-- Exercise objective --
Each entry below is to be copied verbatim.

——

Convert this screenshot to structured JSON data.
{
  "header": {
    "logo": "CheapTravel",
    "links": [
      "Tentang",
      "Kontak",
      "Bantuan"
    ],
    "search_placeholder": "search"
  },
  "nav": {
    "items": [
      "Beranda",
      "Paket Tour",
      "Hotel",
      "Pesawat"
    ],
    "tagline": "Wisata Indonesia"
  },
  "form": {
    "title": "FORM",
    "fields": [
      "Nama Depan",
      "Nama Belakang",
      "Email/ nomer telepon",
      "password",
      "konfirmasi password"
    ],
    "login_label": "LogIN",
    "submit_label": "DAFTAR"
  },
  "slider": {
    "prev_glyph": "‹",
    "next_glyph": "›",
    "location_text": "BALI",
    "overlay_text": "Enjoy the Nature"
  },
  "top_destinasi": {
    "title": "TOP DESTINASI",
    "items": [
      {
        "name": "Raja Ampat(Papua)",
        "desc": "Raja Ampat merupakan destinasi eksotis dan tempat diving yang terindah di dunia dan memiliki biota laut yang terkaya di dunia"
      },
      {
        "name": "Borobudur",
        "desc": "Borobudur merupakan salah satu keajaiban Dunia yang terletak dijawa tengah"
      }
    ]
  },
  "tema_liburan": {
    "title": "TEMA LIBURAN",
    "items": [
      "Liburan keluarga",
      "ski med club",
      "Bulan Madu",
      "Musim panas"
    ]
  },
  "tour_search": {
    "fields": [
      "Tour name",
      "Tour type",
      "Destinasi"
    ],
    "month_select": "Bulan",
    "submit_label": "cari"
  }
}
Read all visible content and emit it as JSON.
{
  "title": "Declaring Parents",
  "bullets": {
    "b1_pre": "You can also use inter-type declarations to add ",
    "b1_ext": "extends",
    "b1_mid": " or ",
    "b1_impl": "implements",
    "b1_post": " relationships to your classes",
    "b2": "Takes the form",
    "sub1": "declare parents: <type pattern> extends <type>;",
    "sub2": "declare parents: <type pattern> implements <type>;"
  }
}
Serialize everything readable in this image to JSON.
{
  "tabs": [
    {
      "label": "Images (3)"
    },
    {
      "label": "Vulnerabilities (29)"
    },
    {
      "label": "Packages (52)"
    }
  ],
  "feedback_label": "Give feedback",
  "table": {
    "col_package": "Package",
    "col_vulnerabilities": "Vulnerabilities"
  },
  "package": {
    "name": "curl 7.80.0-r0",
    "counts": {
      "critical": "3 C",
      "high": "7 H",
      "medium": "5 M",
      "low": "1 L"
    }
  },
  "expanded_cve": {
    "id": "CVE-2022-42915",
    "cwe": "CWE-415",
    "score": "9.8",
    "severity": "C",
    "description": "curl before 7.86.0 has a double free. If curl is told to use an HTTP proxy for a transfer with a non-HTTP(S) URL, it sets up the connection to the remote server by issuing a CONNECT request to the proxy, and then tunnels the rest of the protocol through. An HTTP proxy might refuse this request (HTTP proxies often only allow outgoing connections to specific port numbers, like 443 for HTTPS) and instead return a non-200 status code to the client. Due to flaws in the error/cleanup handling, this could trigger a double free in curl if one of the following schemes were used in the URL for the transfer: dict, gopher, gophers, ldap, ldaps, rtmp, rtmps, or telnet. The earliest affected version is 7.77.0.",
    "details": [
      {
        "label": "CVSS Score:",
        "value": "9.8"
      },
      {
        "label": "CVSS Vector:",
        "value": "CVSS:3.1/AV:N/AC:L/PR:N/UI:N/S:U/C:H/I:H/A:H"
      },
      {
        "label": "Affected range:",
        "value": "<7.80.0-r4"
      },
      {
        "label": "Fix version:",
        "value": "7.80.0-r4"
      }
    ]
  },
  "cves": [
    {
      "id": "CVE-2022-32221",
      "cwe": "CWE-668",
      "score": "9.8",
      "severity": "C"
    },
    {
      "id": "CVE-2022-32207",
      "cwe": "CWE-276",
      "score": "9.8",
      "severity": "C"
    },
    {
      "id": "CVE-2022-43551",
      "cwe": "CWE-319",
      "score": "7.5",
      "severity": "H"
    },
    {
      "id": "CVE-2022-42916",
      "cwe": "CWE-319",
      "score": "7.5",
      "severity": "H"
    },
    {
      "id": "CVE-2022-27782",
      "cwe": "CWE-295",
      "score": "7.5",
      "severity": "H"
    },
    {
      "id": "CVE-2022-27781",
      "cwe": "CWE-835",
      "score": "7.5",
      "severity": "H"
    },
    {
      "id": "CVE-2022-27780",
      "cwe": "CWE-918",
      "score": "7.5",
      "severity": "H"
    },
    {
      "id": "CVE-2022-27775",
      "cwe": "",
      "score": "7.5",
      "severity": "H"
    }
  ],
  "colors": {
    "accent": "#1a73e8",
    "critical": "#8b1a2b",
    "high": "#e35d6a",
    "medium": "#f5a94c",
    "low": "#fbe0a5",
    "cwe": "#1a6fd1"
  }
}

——

-- Answer to the exercise --
Convert this screenshot to structured JSON data.
{
  "header": {
    "logo": "CheapTravel",
    "links": [
      "Tentang",
      "Kontak",
      "Bantuan"
    ],
    "search_placeholder": "search"
  },
  "nav": {
    "items": [
      "Beranda",
      "Paket Tour",
      "Hotel",
      "Pesawat"
    ],
    "tagline": "Wisata Indonesia"
  },
  "form": {
    "title": "FORM",
    "fields": [
      "Nama Depan",
      "Nama Belakang",
      "Email/ nomer telepon",
      "password",
      "konfirmasi password"
    ],
    "login_label": "LogIN",
    "submit_label": "DAFTAR"
  },
  "slider": {
    "prev_glyph": "‹",
    "next_glyph": "›",
    "location_text": "BALI",
    "overlay_text": "Enjoy the Nature"
  },
  "top_destinasi": {
    "title": "TOP DESTINASI",
    "items": [
      {
        "name": "Raja Ampat(Papua)",
        "desc": "Raja Ampat merupakan destinasi eksotis dan tempat diving yang terindah di dunia dan memiliki biota laut yang terkaya di dunia"
      },
      {
        "name": "Borobudur",
        "desc": "Borobudur merupakan salah satu keajaiban Dunia yang terletak dijawa tengah"
      }
    ]
  },
  "tema_liburan": {
    "title": "TEMA LIBURAN",
    "items": [
      "Liburan keluarga",
      "ski med club",
      "Bulan Madu",
      "Musim panas"
    ]
  },
  "tour_search": {
    "fields": [
      "Tour name",
      "Tour type",
      "Destinasi"
    ],
    "month_select": "Bulan",
    "submit_label": "cari"
  }
}
Read all visible content and emit it as JSON.
{
  "title": "Declaring Parents",
  "bullets": {
    "b1_pre": "You can also use inter-type declarations to add ",
    "b1_ext": "extends",
    "b1_mid": " or ",
    "b1_impl": "implements",
    "b1_post": " relationships to your classes",
    "b2": "Takes the form",
    "sub1": "declare parents: <type pattern> extends <type>;",
    "sub2": "declare parents: <type pattern> implements <type>;"
  }
}
Serialize everything readable in this image to JSON.
{
  "tabs": [
    {
      "label": "Images (3)"
    },
    {
      "label": "Vulnerabilities (29)"
    },
    {
      "label": "Packages (52)"
    }
  ],
  "feedback_label": "Give feedback",
  "table": {
    "col_package": "Package",
    "col_vulnerabilities": "Vulnerabilities"
  },
  "package": {
    "name": "curl 7.80.0-r0",
    "counts": {
      "critical": "3 C",
      "high": "7 H",
      "medium": "5 M",
      "low": "1 L"
    }
  },
  "expanded_cve": {
    "id": "CVE-2022-42915",
    "cwe": "CWE-415",
    "score": "9.8",
    "severity": "C",
    "description": "curl before 7.86.0 has a double free. If curl is told to use an HTTP proxy for a transfer with a non-HTTP(S) URL, it sets up the connection to the remote server by issuing a CONNECT request to the proxy, and then tunnels the rest of the protocol through. An HTTP proxy might refuse this request (HTTP proxies often only allow outgoing connections to specific port numbers, like 443 for HTTPS) and instead return a non-200 status code to the client. Due to flaws in the error/cleanup handling, this could trigger a double free in curl if one of the following schemes were used in the URL for the transfer: dict, gopher, gophers, ldap, ldaps, rtmp, rtmps, or telnet. The earliest affected version is 7.77.0.",
    "details": [
      {
        "label": "CVSS Score:",
        "value": "9.8"
      },
      {
        "label": "CVSS Vector:",
        "value": "CVSS:3.1/AV:N/AC:L/PR:N/UI:N/S:U/C:H/I:H/A:H"
      },
      {
        "label": "Affected range:",
        "value": "<7.80.0-r4"
      },
      {
        "label": "Fix version:",
        "value": "7.80.0-r4"
      }
    ]
  },
  "cves": [
    {
      "id": "CVE-2022-32221",
      "cwe": "CWE-668",
      "score": "9.8",
      "severity": "C"
    },
    {
      "id": "CVE-2022-32207",
      "cwe": "CWE-276",
      "score": "9.8",
      "severity": "C"
    },
    {
      "id": "CVE-2022-43551",
      "cwe": "CWE-319",
      "score": "7.5",
      "severity": "H"
    },
    {
      "id": "CVE-2022-42916",
      "cwe": "CWE-319",
      "score": "7.5",
      "severity": "H"
    },
    {
      "id": "CVE-2022-27782",
      "cwe": "CWE-295",
      "score": "7.5",
      "severity": "H"
    },
    {
      "id": "CVE-2022-27781",
      "cwe": "CWE-835",
      "score": "7.5",
      "severity": "H"
    },
    {
      "id": "CVE-2022-27780",
      "cwe": "CWE-918",
      "score": "7.5",
      "severity": "H"
    },
    {
      "id": "CVE-2022-27775",
      "cwe": "",
      "score": "7.5",
      "severity": "H"
    }
  ],
  "colors": {
    "accent": "#1a73e8",
    "critical": "#8b1a2b",
    "high": "#e35d6a",
    "medium": "#f5a94c",
    "low": "#fbe0a5",
    "cwe": "#1a6fd1"
  }
}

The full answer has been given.